▶ _Requirement_
Give the count of lines in the data that include the string "Sisäinen", with no added remarks.

----- Records provided -----

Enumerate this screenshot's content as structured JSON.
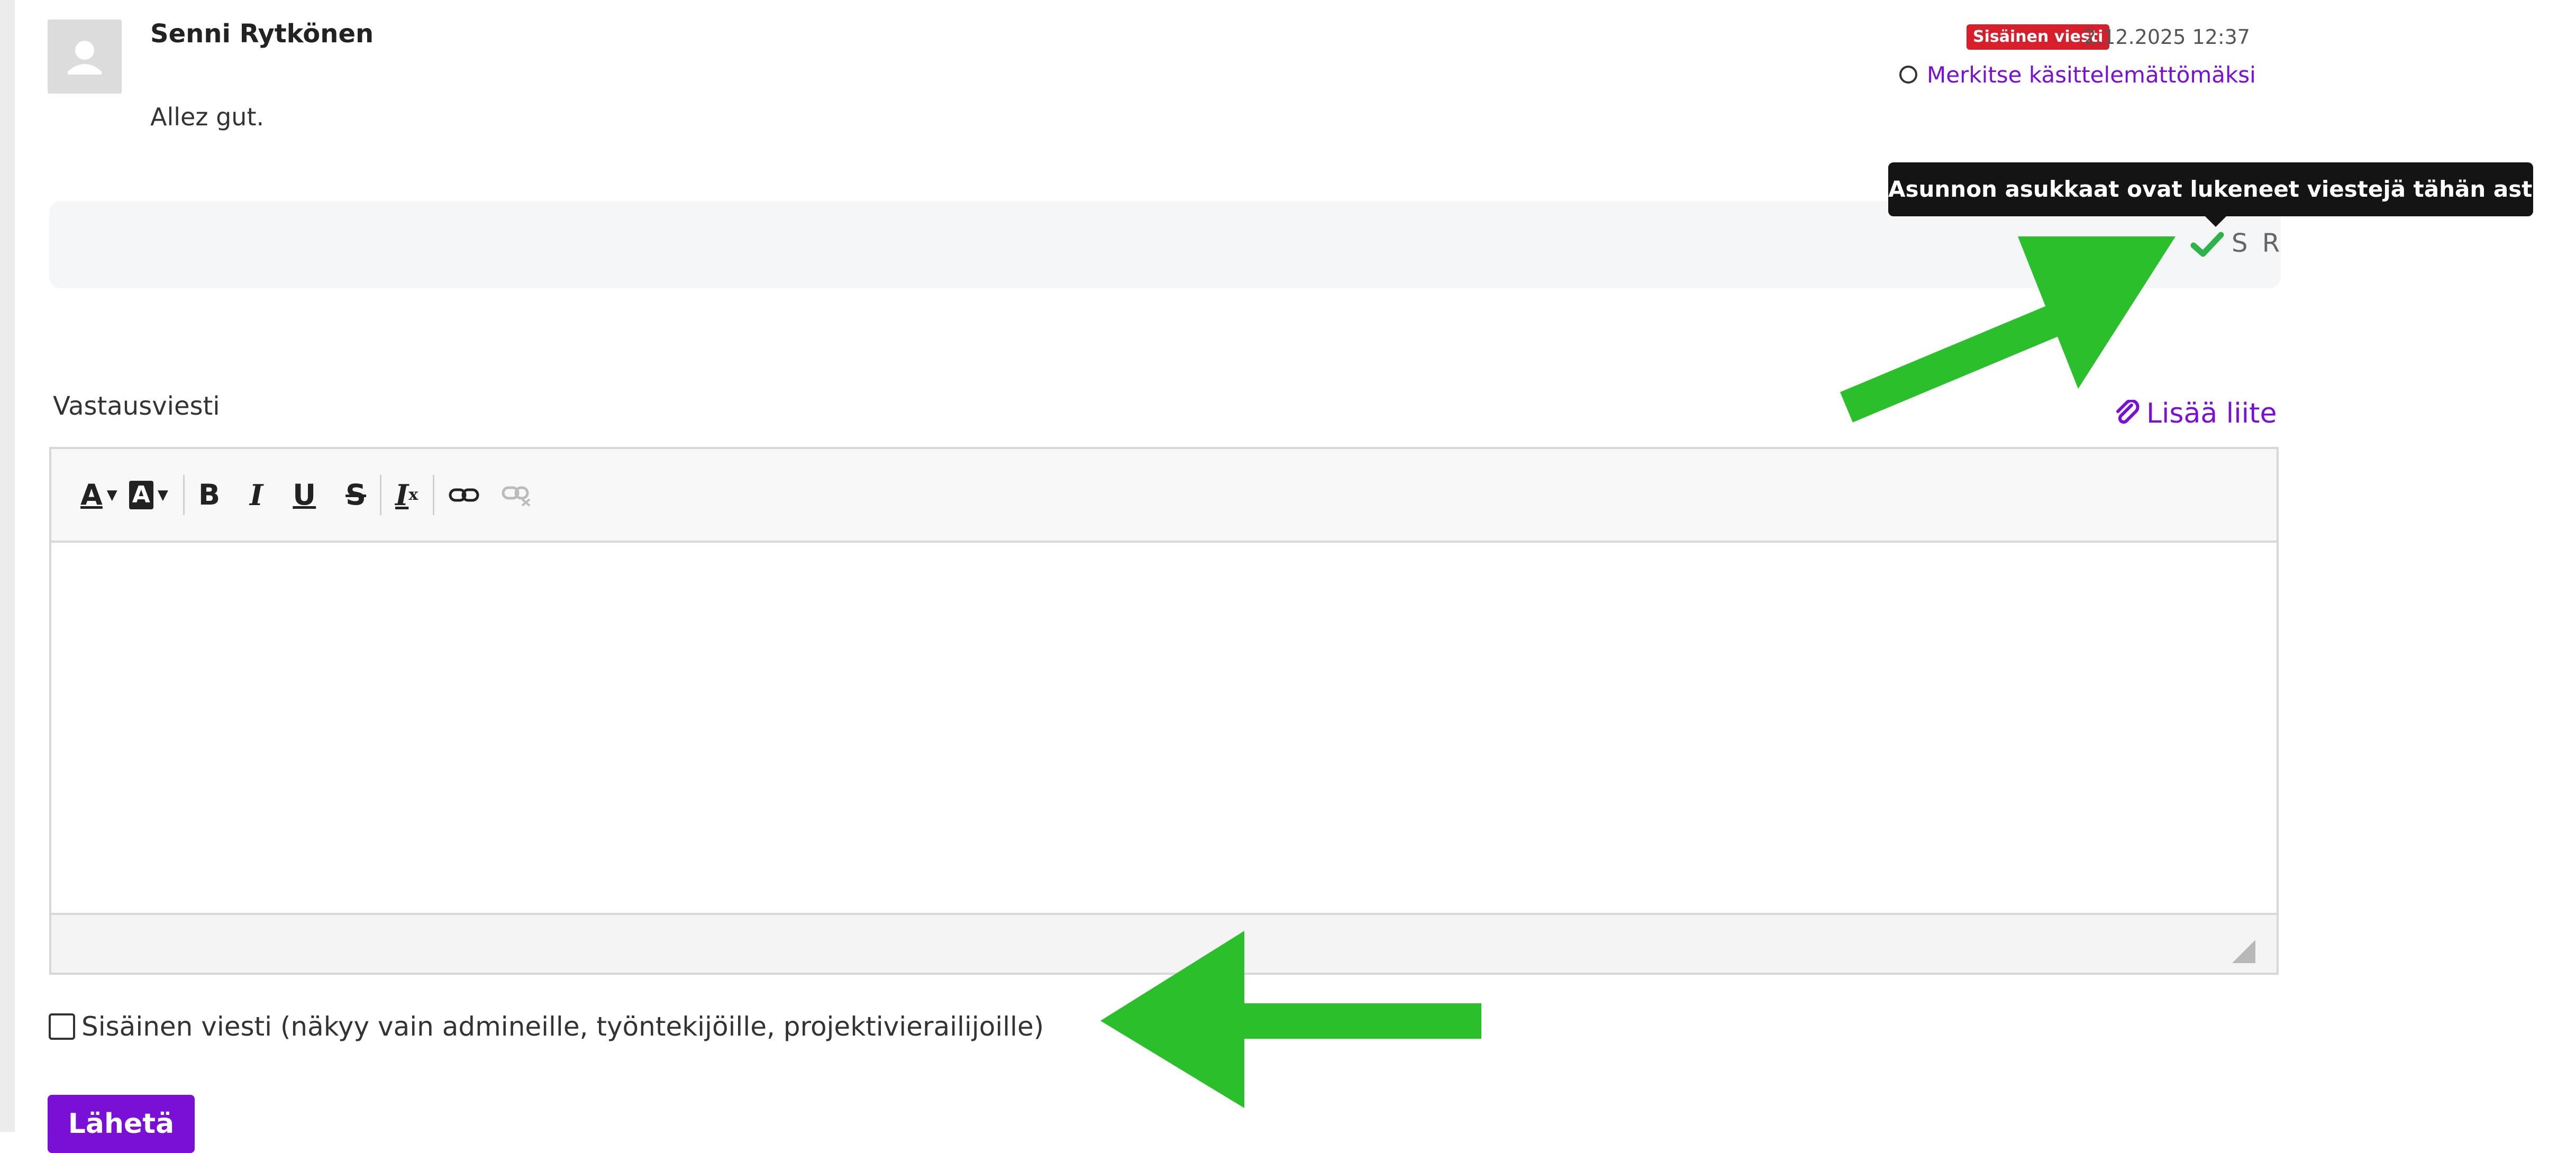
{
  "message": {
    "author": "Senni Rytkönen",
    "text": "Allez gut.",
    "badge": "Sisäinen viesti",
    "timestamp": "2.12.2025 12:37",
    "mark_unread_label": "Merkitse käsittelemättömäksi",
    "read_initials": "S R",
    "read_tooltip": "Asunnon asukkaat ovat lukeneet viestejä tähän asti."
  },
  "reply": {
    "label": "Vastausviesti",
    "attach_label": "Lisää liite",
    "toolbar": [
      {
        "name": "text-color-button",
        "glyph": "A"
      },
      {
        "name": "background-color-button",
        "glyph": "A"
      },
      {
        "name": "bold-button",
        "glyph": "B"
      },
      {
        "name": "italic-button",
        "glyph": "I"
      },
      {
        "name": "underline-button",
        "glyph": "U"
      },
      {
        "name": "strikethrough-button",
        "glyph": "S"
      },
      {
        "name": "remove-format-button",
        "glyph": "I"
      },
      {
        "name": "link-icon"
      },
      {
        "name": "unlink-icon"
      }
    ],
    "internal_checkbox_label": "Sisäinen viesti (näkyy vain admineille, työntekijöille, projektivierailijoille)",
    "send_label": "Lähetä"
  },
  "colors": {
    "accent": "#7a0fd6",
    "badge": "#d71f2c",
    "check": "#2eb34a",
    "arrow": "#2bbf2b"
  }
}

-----

▶ _Task result_
2